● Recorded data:
+---+
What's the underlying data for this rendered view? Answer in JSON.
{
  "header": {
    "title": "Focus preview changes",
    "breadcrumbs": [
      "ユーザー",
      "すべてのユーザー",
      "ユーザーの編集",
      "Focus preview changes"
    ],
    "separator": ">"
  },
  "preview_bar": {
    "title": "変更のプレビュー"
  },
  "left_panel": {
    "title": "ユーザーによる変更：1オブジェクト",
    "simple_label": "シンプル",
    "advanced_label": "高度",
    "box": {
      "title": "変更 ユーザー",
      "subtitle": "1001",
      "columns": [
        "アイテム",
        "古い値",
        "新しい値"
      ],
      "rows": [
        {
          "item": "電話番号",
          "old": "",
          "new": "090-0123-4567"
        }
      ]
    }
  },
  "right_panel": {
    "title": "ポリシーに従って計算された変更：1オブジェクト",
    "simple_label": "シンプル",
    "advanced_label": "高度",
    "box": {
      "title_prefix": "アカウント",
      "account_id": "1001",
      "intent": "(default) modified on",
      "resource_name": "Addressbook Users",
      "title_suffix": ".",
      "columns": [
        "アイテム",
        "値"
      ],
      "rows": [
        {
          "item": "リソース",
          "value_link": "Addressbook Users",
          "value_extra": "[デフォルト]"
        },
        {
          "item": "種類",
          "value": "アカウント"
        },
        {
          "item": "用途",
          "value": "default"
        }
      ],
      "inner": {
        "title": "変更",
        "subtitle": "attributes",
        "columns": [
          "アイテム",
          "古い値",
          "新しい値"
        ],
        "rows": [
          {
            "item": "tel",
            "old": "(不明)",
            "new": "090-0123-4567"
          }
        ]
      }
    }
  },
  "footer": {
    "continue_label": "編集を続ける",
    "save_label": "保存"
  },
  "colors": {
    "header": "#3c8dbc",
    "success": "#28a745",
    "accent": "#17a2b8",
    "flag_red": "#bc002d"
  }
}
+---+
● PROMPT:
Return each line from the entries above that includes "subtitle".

● EXERCISE OUTPUT:
      "subtitle": "1001",
        "subtitle": "attributes",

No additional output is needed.